**GIVEN DATA**:

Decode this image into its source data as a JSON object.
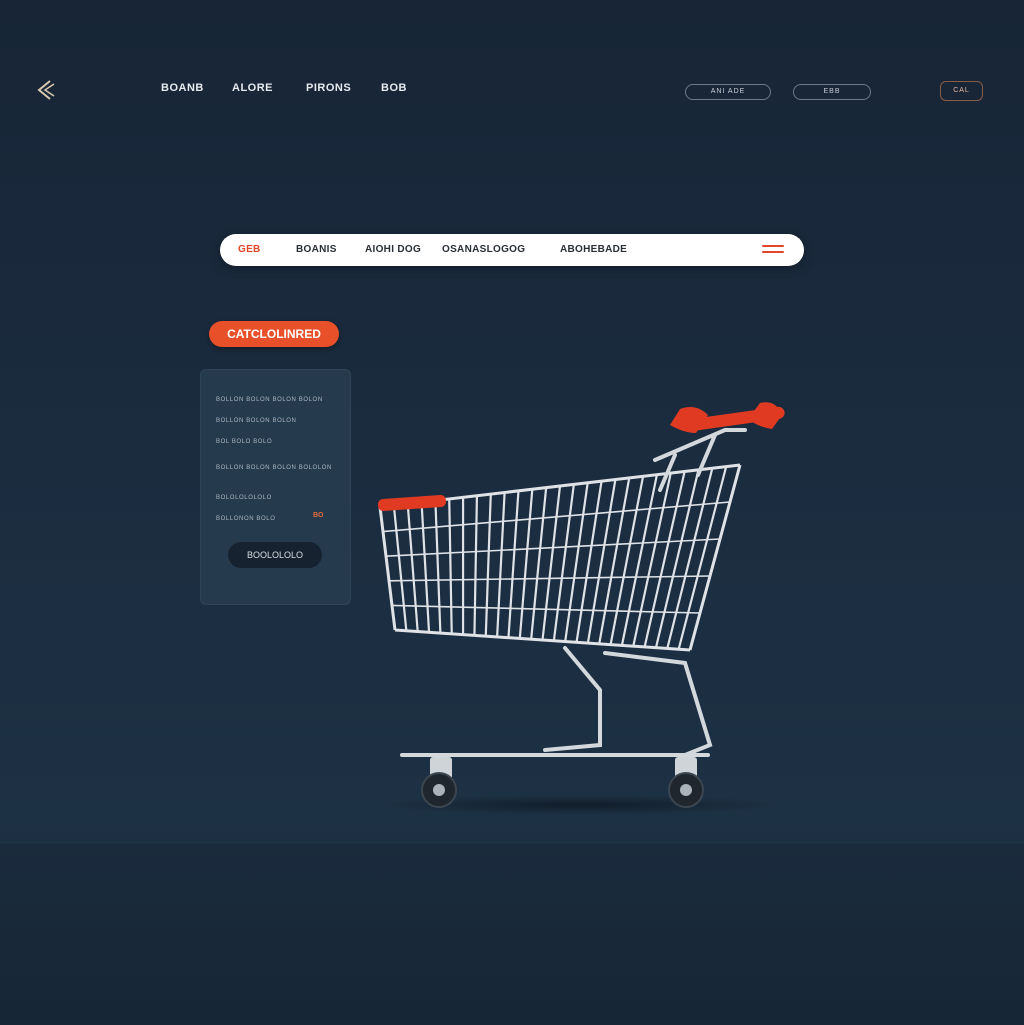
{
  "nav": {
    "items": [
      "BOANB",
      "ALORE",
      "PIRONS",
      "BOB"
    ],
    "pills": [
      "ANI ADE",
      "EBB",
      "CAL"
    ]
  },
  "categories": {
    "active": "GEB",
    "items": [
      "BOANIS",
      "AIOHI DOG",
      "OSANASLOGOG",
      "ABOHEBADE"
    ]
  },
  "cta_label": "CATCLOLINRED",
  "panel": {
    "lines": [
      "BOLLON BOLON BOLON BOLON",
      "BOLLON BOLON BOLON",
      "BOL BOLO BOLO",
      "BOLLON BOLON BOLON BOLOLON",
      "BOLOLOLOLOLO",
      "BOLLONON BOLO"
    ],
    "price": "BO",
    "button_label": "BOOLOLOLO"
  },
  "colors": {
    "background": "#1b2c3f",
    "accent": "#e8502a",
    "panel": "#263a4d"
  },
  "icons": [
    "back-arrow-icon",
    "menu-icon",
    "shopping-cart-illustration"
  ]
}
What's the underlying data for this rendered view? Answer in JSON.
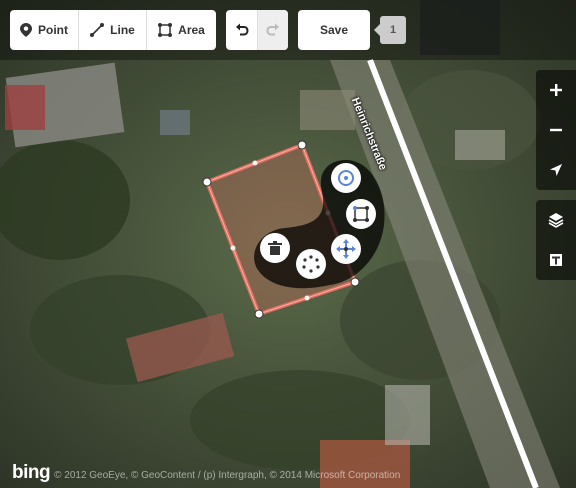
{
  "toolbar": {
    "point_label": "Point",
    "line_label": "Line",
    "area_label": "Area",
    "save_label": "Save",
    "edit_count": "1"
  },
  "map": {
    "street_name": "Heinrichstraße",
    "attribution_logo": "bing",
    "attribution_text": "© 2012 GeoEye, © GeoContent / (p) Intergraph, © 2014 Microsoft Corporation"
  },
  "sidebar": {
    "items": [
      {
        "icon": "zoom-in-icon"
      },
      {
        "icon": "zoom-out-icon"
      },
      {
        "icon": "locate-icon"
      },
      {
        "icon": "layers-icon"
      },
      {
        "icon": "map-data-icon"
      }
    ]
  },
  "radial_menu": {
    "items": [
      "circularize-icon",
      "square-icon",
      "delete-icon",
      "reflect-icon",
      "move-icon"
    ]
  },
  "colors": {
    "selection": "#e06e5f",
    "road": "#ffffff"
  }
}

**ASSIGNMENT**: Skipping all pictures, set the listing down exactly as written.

**EXERCISE ANSWER**:
Decode this image into its source data as a JSON object.
{
  "nav": {
    "items": [
      "BOANB",
      "ALORE",
      "PIRONS",
      "BOB"
    ],
    "pills": [
      "ANI ADE",
      "EBB",
      "CAL"
    ]
  },
  "categories": {
    "active": "GEB",
    "items": [
      "BOANIS",
      "AIOHI DOG",
      "OSANASLOGOG",
      "ABOHEBADE"
    ]
  },
  "cta_label": "CATCLOLINRED",
  "panel": {
    "lines": [
      "BOLLON BOLON BOLON BOLON",
      "BOLLON BOLON BOLON",
      "BOL BOLO BOLO",
      "BOLLON BOLON BOLON BOLOLON",
      "BOLOLOLOLOLO",
      "BOLLONON BOLO"
    ],
    "price": "BO",
    "button_label": "BOOLOLOLO"
  },
  "colors": {
    "background": "#1b2c3f",
    "accent": "#e8502a",
    "panel": "#263a4d"
  },
  "icons": [
    "back-arrow-icon",
    "menu-icon",
    "shopping-cart-illustration"
  ]
}
What's the underlying data for this rendered view? Answer in JSON.
{
  "toolbar": {
    "point_label": "Point",
    "line_label": "Line",
    "area_label": "Area",
    "save_label": "Save",
    "edit_count": "1"
  },
  "map": {
    "street_name": "Heinrichstraße",
    "attribution_logo": "bing",
    "attribution_text": "© 2012 GeoEye, © GeoContent / (p) Intergraph, © 2014 Microsoft Corporation"
  },
  "sidebar": {
    "items": [
      {
        "icon": "zoom-in-icon"
      },
      {
        "icon": "zoom-out-icon"
      },
      {
        "icon": "locate-icon"
      },
      {
        "icon": "layers-icon"
      },
      {
        "icon": "map-data-icon"
      }
    ]
  },
  "radial_menu": {
    "items": [
      "circularize-icon",
      "square-icon",
      "delete-icon",
      "reflect-icon",
      "move-icon"
    ]
  },
  "colors": {
    "selection": "#e06e5f",
    "road": "#ffffff"
  }
}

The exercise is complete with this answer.